|BROWN, ALLEN - Former ARS Employee|
Submitted to: Plant Genetic Resources: Characterization and Utilization
Publication Type: Peer Reviewed Journal
Publication Acceptance Date: 5/23/2008
Publication Date: 6/16/2008
Citation: Donnelly, L.M., M.M. Jenderek J.P. Prince, P.A. Reeves A. Brown and R.M. Hannan. 2008. Genetic diversity in the USDA Limnanthes germplasm collection assessed by simple sequence repeats. Plant Genetic Resources: Characterization and Utilization 1:33-41.
Interpretive Summary: Meadowfoam (Limnanthes sp.) has attracted attention for industrial use due to unique characteristics of the seed oil. Wild populations of the plants showed variability in seed yield and oil content. The United State Department of Agriculture, Agricultural Research Service, National Plant Germplasm System (USDA-ARS-NPGS) maintains a meadowfoam germplasm collection. The diversity of the collection was evaluated by molecular markers. The markers differentiated all accessions, indicating that all accessions were unique, and that the USDA Limnanthes germplasm collection is genetically diverse, contributes to the conservation of the Limnanthes gene pool and is a suitable source of germplasm for the crop improvement.

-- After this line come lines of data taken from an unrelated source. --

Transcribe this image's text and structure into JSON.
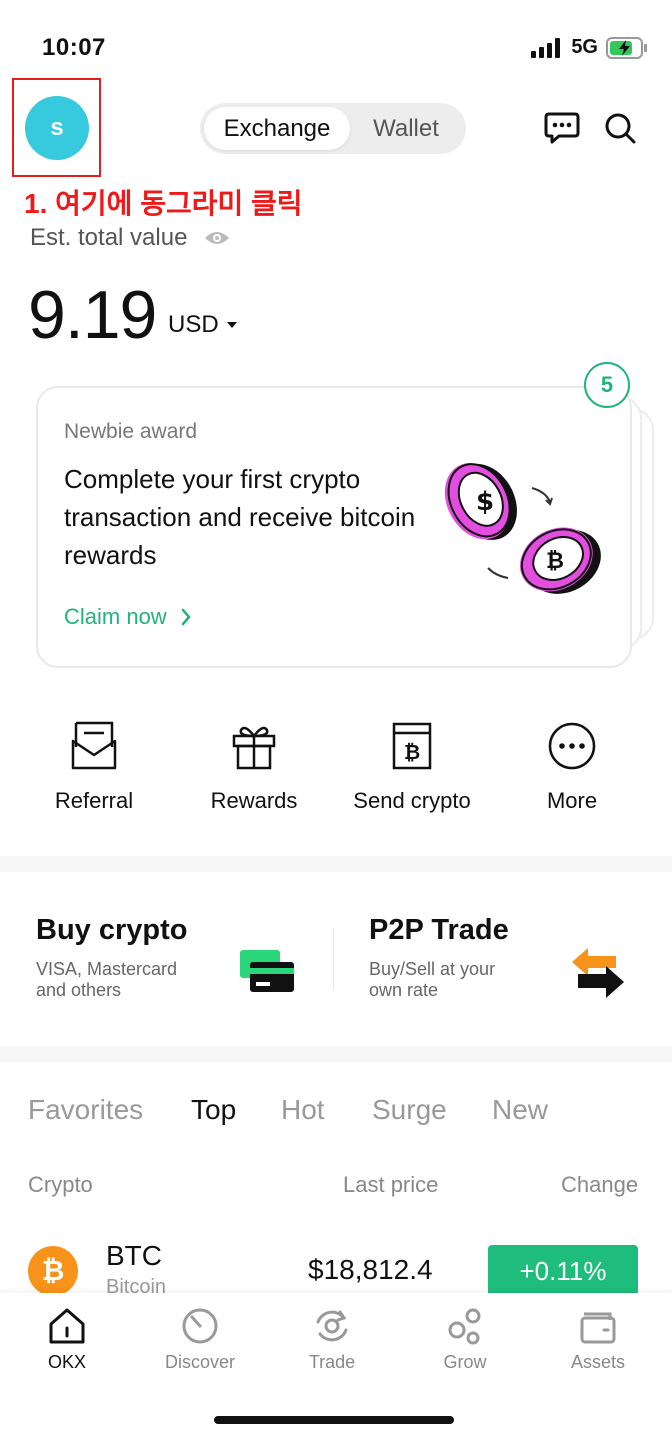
{
  "status": {
    "time": "10:07",
    "network": "5G"
  },
  "header": {
    "avatar_letter": "s",
    "annotation": "1. 여기에 동그라미 클릭",
    "segments": [
      "Exchange",
      "Wallet"
    ],
    "icons": [
      "chat-icon",
      "search-icon"
    ]
  },
  "balance": {
    "label": "Est. total value",
    "amount": "9.19",
    "currency": "USD"
  },
  "promo": {
    "badge": "5",
    "kicker": "Newbie award",
    "text": "Complete your first crypto transaction and receive bitcoin rewards",
    "cta": "Claim now"
  },
  "quick_actions": [
    {
      "label": "Referral",
      "icon": "envelope-icon"
    },
    {
      "label": "Rewards",
      "icon": "gift-icon"
    },
    {
      "label": "Send crypto",
      "icon": "send-crypto-icon"
    },
    {
      "label": "More",
      "icon": "more-icon"
    }
  ],
  "buy": {
    "title": "Buy crypto",
    "sub1": "VISA, Mastercard",
    "sub2": "and others"
  },
  "p2p": {
    "title": "P2P Trade",
    "sub1": "Buy/Sell at your",
    "sub2": "own rate"
  },
  "market": {
    "tabs": [
      "Favorites",
      "Top",
      "Hot",
      "Surge",
      "New"
    ],
    "active_tab": "Top",
    "columns": [
      "Crypto",
      "Last price",
      "Change"
    ],
    "rows": [
      {
        "symbol": "BTC",
        "name": "Bitcoin",
        "price": "$18,812.4",
        "change": "+0.11%"
      }
    ]
  },
  "nav": [
    {
      "label": "OKX",
      "icon": "home-icon",
      "active": true
    },
    {
      "label": "Discover",
      "icon": "discover-icon"
    },
    {
      "label": "Trade",
      "icon": "trade-icon"
    },
    {
      "label": "Grow",
      "icon": "grow-icon"
    },
    {
      "label": "Assets",
      "icon": "wallet-icon"
    }
  ],
  "colors": {
    "accent": "#20b37a",
    "positive": "#1ebd7c",
    "avatar": "#37c9dd",
    "annotation": "#ee1a1a"
  }
}
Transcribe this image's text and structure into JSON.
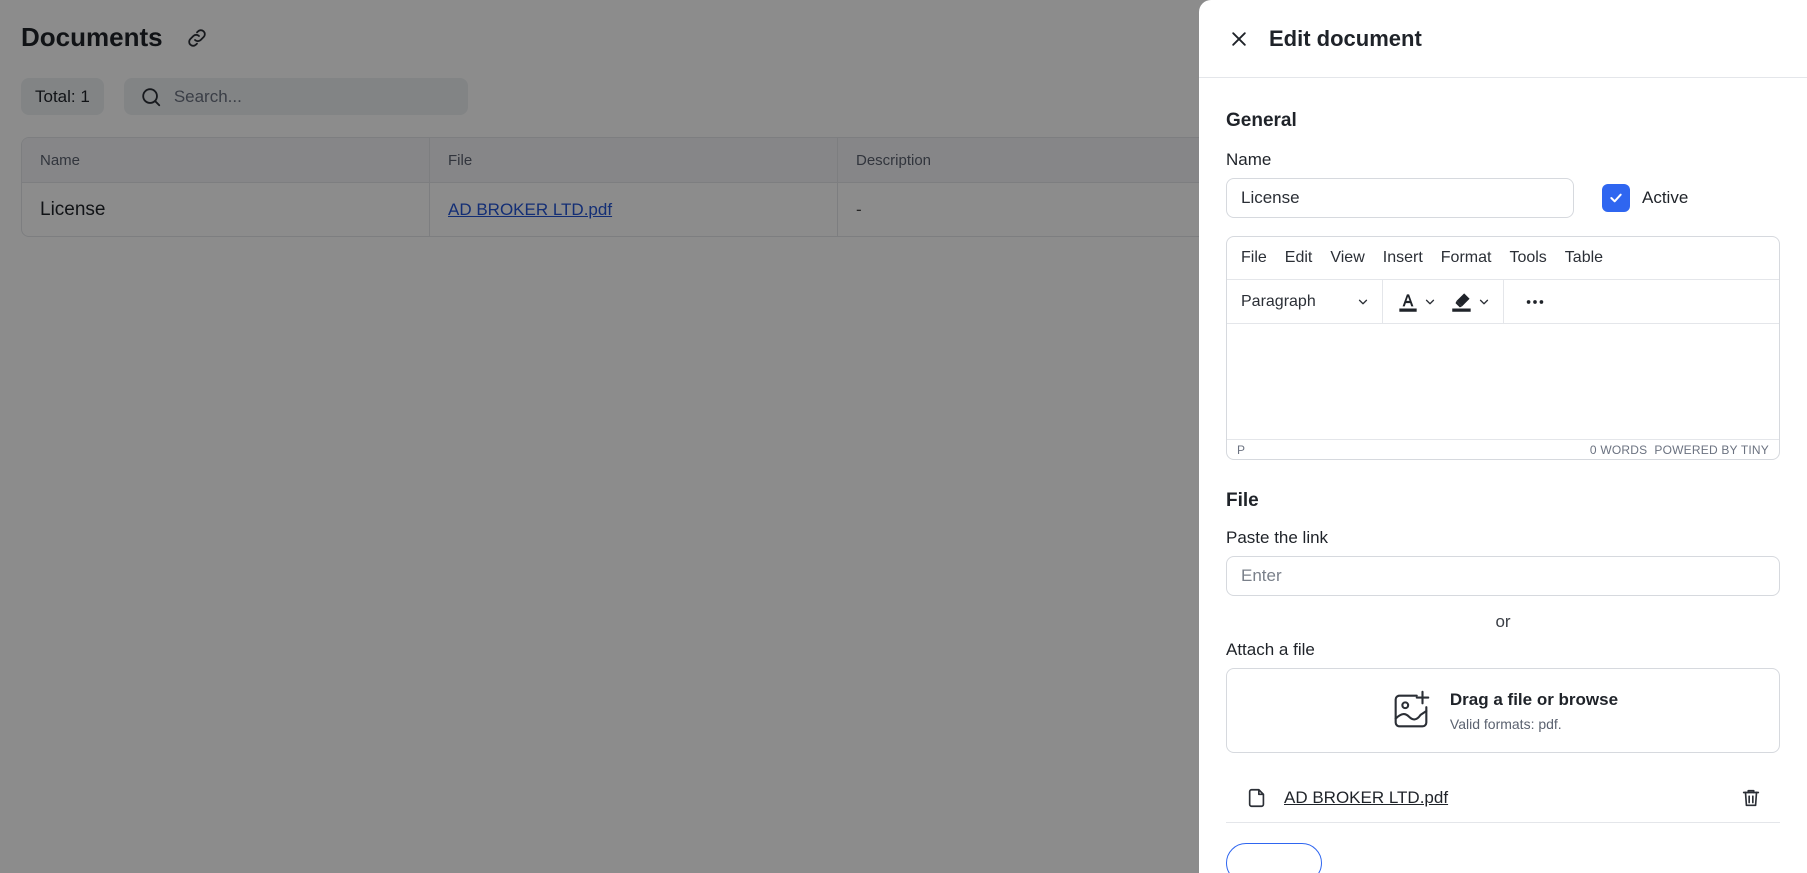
{
  "page": {
    "title": "Documents",
    "total_label": "Total: 1",
    "search_placeholder": "Search..."
  },
  "table": {
    "columns": [
      "Name",
      "File",
      "Description"
    ],
    "rows": [
      {
        "name": "License",
        "file": "AD BROKER LTD.pdf",
        "description": "-"
      }
    ]
  },
  "drawer": {
    "title": "Edit document",
    "general": {
      "section_title": "General",
      "name_label": "Name",
      "name_value": "License",
      "active_label": "Active",
      "active_checked": true
    },
    "editor": {
      "menu": [
        "File",
        "Edit",
        "View",
        "Insert",
        "Format",
        "Tools",
        "Table"
      ],
      "block_format": "Paragraph",
      "status_path": "P",
      "status_words": "0 WORDS",
      "status_brand": "POWERED BY TINY"
    },
    "file": {
      "section_title": "File",
      "paste_label": "Paste the link",
      "link_placeholder": "Enter",
      "or_text": "or",
      "attach_label": "Attach a file",
      "dropzone_title": "Drag a file or browse",
      "dropzone_subtitle": "Valid formats: pdf.",
      "attached_file": "AD BROKER LTD.pdf"
    }
  },
  "colors": {
    "accent": "#2f66f0",
    "link": "#2455d6",
    "overlay": "rgba(0,0,0,0.45)"
  },
  "icons": [
    "link-icon",
    "search-icon",
    "close-icon",
    "checkmark-icon",
    "chevron-down-icon",
    "text-color-icon",
    "highlight-icon",
    "more-icon",
    "image-add-icon",
    "file-icon",
    "trash-icon"
  ]
}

Technical Abstract: The genus Limnanthes, also known as meadowfoam, has attracted attention for industrial use due to the unique characteristics of its seed oil. Samples from wild populations showed variability in agronomically important traits involved in seed oil yield, warranting the establishment and continued development of a germplasm collection. The level of genetic diversity within the United States Department of Agriculture, Agriculture Research Service, National Plant Germplasm System (USDA-ARS-NPGS) Limnanthes collection was evaluated using 15 simple sequence repeat (SSR) markers across 65 accessions representing 7 species and 17 subspecies. Parsimony analysis separated the accessions into two main groups, with little resolution within groups. These two groups were confirmed using neighbor-joining analysis and principal coordinate analysis. Accessions identified as L. floccosa and L. gracilis were found by morphological traits in both groups. The low resolution of the dendrograms within groups and the absence of species monophyly may be evidence for gene flow among Limnanthes species in the wild. SSR marker variation suggests that the Limnanthes germplasm collection is genetically diverse and therefore contributes to the conservation of the wild Limnanthes gene pool.